H. 18 in. (45.7 cm); W. 14 in. (35.6 cm); Diam. of rim: 6 1/2 in. (16.5 cm); Diam. of foot: 9 1/2 in. (24.1 cm)
Mr. and Mrs. Isaac D. Fletcher Collection, Bequest of Isaac D. Fletcher, 1917
Not on view
Deer were considered supernatural creatures in premodern China, and they appear frequently in scenes of immortals and magical lands. Here, one hundred deer cavort in a landscape of towering pines. This imposing vase carries a second layer of meaning due to wordplay: the term for “one hundred deer,” bai lu (百鹿), is a homonym for bailu (百祿), the economic, cultural, and social benefits that could accrue during the course of an official career. The motif can thus be read as a wish to attain a position in government.
Mr. and Mrs. Isaac D. Fletcher , New York (until his d. 1917), bequeathed to MMA
New York.

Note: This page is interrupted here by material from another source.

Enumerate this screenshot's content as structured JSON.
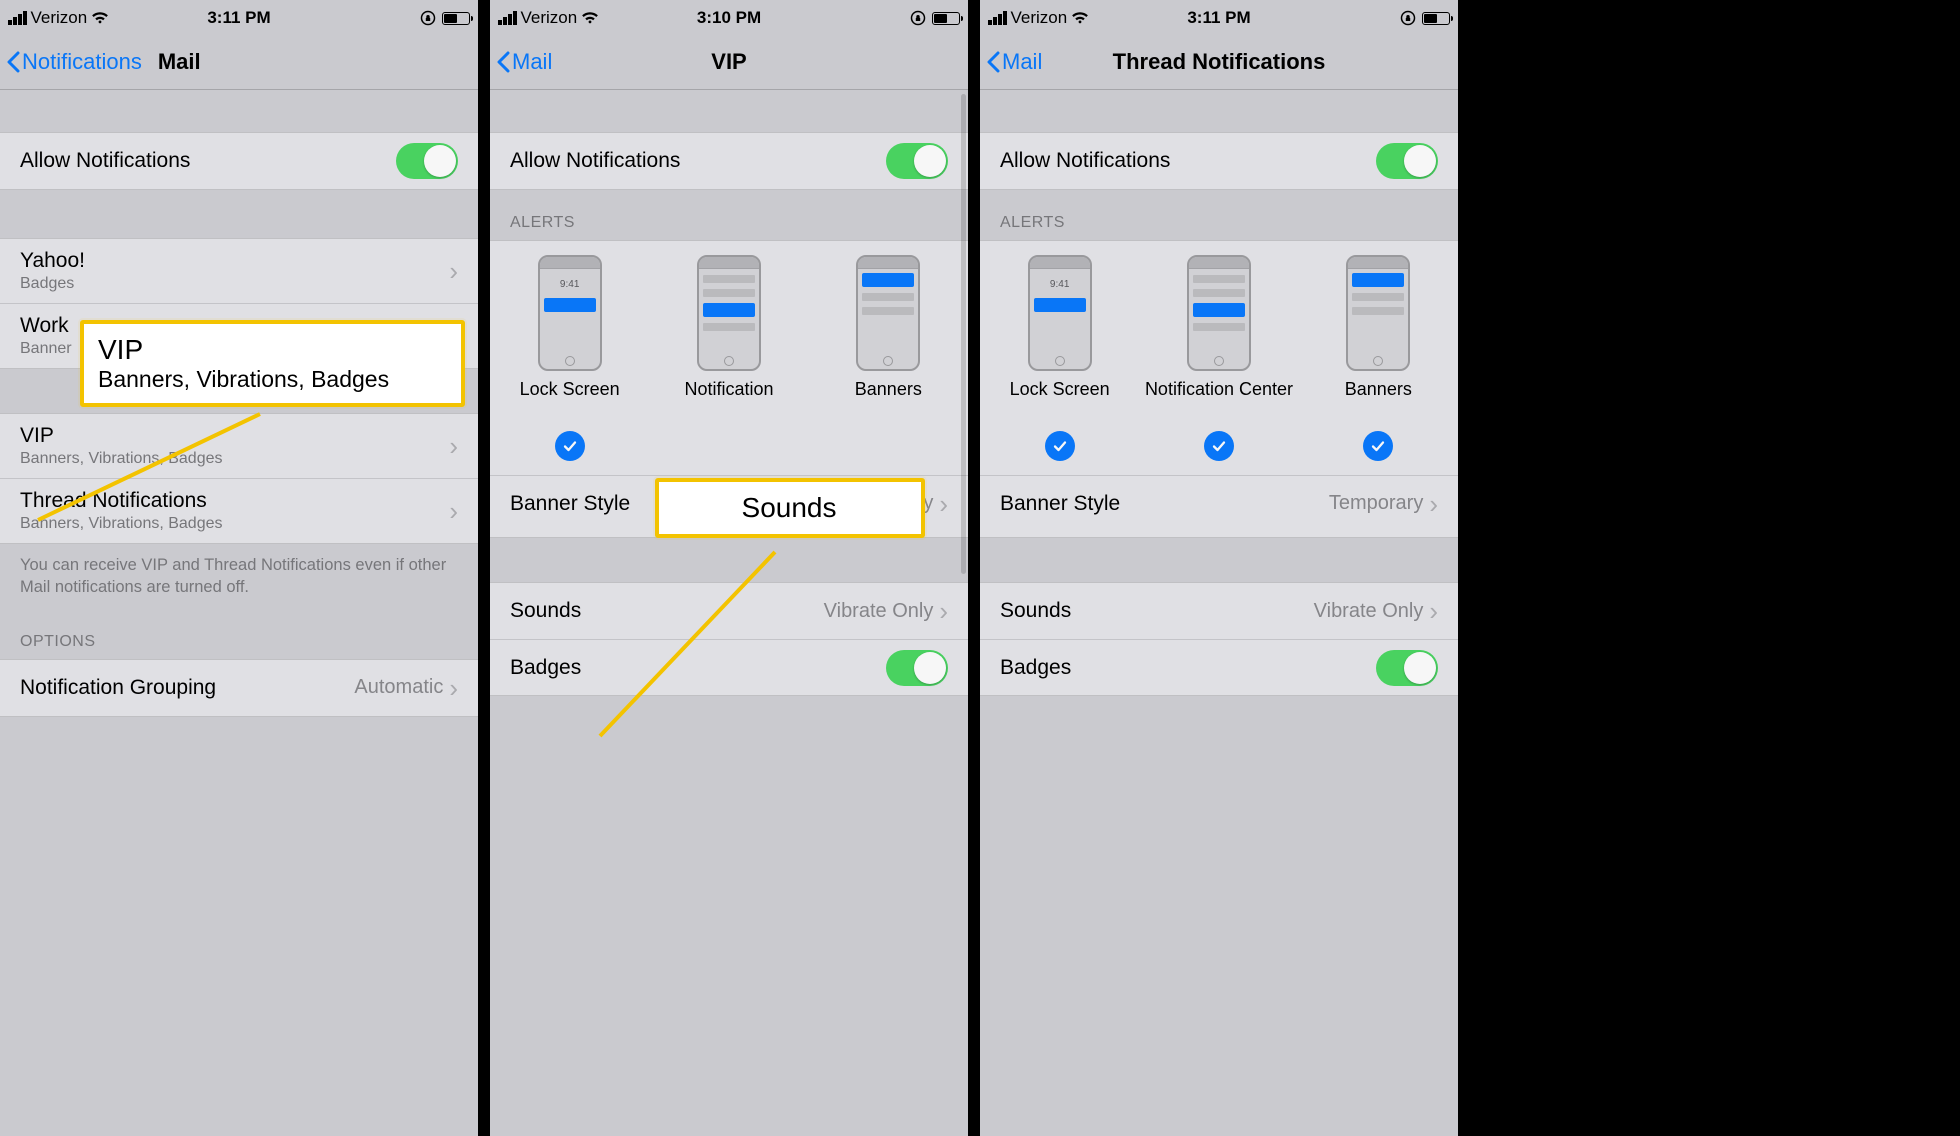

The Metropolitan Museum of Art. "Extravagant Display: Chinese Art in the Eighteenth and Nineteenth Centuries," December 14, 2010–May 1, 2011.
New York. The Metropolitan Museum of Art. "Streams and Mountains without End: Landscape Traditions of China," August 26, 2017–January 6, 2019.